Jacob Miles Solberg, of Erskine, Minn., is probably going to spend more time in prison for raping a co-worker in 2013 because the Minnesota Court of Appeals today ruled that being remorseful isn’t enough to get a break on his sentence.
When Solberg pleaded guilty to the charges from the incident, in which his co-worker agreed to go to his house to meet with other friends. When she arrived, Solberg, who was drunk, was the only one there.
During the assault, she told Solberg “no,” according to court records.
Partly because his lawyer said he was remorseful, Solberg was given a two-and-a-half year prison sentence, which is less than state guidelines.
But in an appeal from prosecutors today, Minnesota Court of Appeals Judge Natalie Hudson, who was appointed last week to the Minnesota Supreme Court, said Solberg’s remorse, lack of criminal history and cooperation with the police aren’t good enough reasons to get a lighter sentence.
“There is no indication that (Solberg’s) remorse diminishes the seriousness of the offense,” she wrote in today’s decision (pdf).
The victim had previously confronted respondent about the offense, and he claimed to have no memory of it. Respondent did not enter a plea until trial was well underway; this was after numerous witnesses had testified and the district court had ruled on the permissibility of a rebuttal witness.
These facts do not support respondent’s claim that he was remorseful once he realized what he had done. Instead, it seems that he showed remorse once he realized a conviction was likely.

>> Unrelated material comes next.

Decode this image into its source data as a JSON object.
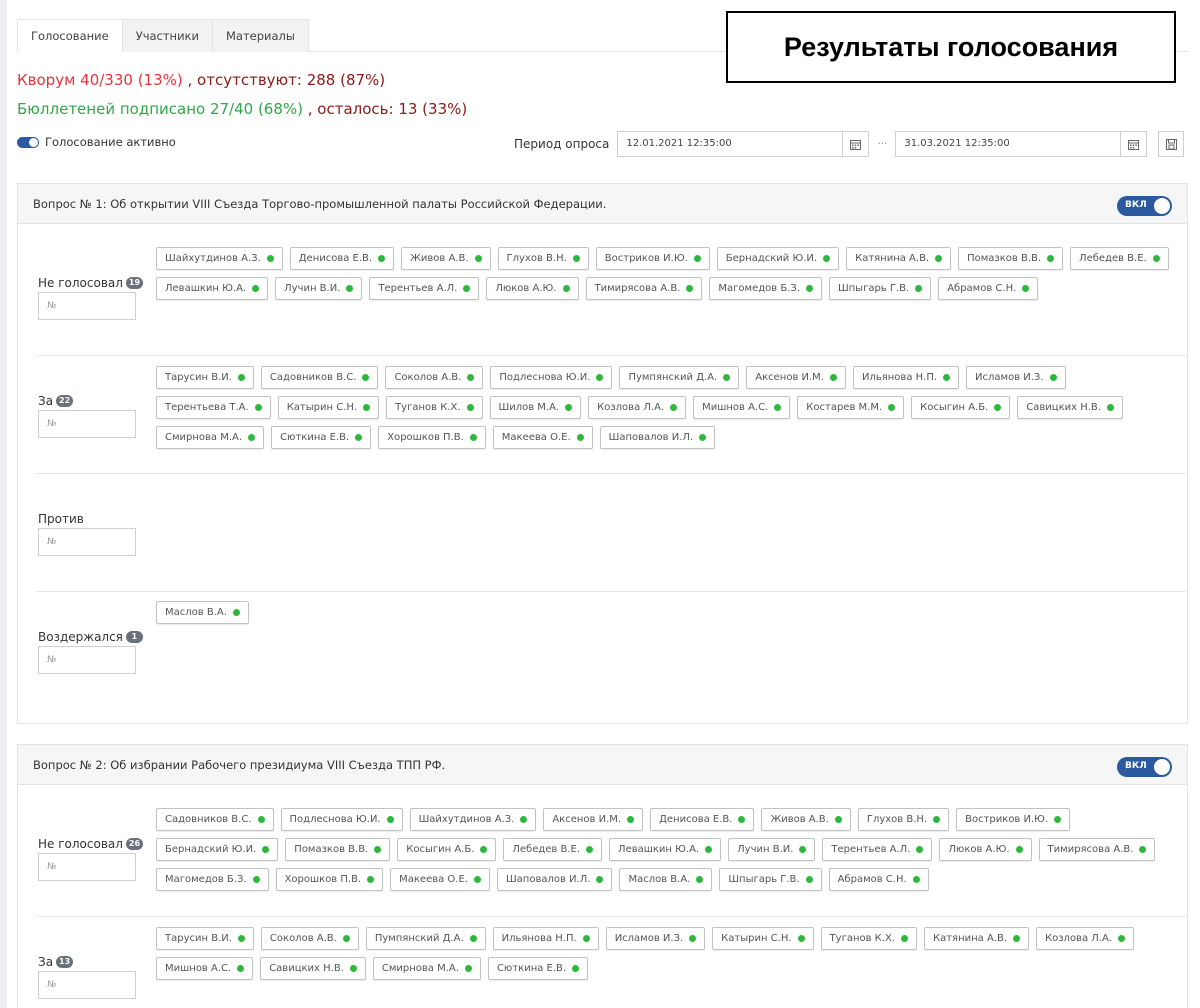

Hudson sent the case back to a district court for resentencing, where Solberg is likely to get another 23 months added to his prison term.